8. When the beets are done (they will feel slightly soft when squeezed through the foil), let cool until they can be handled. Peel the beets, chop into a small dice, and add to the other ingredients. Toss together, and taste to check the seasoning. Correct as needed with additional salt, pepper, olive oil, and/or lemon juice.

http://www.onehundredeggs.com/fennel-and-beet-relish-with-salmon-2/

Five Minute Photo Shoot: Beets, Oranges, and Black Olives


Dinner, from the book I cannot stop using: Plenty, by Yotam Ottolenghi.  I must be sounding like a broken record, but that cookbook has majorly influenced the way I cook, both at home and for clients.

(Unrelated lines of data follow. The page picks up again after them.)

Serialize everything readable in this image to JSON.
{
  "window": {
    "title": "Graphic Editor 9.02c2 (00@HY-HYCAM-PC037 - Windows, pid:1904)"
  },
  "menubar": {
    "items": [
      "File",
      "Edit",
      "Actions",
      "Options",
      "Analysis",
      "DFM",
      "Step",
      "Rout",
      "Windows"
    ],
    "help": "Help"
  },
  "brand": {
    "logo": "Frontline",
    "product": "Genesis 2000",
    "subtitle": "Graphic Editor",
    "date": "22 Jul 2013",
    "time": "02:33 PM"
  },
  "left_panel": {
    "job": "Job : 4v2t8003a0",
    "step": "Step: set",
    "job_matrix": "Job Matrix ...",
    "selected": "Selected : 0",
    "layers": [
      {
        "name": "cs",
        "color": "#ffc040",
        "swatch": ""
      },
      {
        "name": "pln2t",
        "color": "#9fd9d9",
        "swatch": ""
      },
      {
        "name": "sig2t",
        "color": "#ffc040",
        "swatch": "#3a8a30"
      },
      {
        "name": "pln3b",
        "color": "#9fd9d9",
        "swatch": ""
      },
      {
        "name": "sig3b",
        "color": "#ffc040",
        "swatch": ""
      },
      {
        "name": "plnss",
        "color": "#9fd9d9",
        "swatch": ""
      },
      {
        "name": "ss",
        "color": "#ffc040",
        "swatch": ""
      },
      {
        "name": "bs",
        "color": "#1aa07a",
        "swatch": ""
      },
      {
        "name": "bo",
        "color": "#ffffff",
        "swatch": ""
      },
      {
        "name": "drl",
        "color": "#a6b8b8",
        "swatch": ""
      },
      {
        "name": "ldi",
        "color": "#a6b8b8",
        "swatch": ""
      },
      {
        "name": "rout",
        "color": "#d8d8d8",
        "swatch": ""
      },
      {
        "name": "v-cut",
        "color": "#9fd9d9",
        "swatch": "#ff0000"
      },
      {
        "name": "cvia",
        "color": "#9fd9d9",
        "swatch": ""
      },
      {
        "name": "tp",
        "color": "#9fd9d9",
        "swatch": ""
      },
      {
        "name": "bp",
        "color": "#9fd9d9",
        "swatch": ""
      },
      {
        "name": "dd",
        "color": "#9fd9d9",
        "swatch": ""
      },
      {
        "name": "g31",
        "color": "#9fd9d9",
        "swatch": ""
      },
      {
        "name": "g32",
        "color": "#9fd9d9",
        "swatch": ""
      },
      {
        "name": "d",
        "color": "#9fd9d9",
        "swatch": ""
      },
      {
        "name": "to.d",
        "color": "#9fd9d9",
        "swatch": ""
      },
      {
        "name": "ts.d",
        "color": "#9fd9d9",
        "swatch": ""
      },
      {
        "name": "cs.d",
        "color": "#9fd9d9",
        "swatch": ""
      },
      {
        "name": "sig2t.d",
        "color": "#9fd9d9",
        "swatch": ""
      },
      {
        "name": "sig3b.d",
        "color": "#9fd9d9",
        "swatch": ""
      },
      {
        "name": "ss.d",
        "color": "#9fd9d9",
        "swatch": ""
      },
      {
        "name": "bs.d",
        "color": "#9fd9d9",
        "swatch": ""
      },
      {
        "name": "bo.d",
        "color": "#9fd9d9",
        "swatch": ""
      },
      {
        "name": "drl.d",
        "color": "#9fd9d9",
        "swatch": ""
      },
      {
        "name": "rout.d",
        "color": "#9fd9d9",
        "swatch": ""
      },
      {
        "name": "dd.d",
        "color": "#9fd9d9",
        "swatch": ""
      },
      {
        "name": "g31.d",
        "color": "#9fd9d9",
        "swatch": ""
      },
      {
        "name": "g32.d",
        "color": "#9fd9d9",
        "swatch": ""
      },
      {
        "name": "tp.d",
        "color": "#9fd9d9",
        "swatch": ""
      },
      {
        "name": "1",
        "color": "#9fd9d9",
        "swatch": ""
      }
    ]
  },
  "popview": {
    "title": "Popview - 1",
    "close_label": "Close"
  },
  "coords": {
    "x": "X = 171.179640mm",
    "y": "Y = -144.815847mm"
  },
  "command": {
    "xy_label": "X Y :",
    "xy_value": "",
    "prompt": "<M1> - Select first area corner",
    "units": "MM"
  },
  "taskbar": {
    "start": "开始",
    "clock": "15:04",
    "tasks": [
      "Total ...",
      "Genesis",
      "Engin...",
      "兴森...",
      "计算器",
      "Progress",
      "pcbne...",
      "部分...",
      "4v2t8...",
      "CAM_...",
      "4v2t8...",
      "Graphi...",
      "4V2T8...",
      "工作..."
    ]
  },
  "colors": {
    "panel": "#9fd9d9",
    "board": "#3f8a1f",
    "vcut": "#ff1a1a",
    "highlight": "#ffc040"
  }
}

This is his Beet, Orange, and Black Olive Salad (and I didn’t send you, but you can find the recipe here).  The flavors in this one are not shy, but much more toned-down than you’d think by looking at the ingredient list.  Overall, it’s extremely well balanced, a little unusual, and absolutely fabulous.

I modified the recipe by roasting (not boiling) the 4 smallish beets for 45 minutes at 425° F, and serving it over a mixture of quinoa and red rice (1/2 cup and 1/3 cup respectively, by dry measure, cooked separately but concurrently).

The (ahem) red salad green was something I picked up at the farmers’ market, and which nomenclature I promptly forgot.  It looked like a cross between frisée and some spindly arugula, and had a lovely bitterness.

For the olives, I used the wrinkly oil-cured type because that’s what I had.  Those are super-pungent and normally bully past every other flavor, but here, they were actually subdued.  I might chop them a little smaller next time (I basically just halved them here), but not by much.  The saltiness jumping out every so often, not in every bite, was excellent.

Oh yes, and it’s scallions instead of red onion.  I forgot the red onion at the store.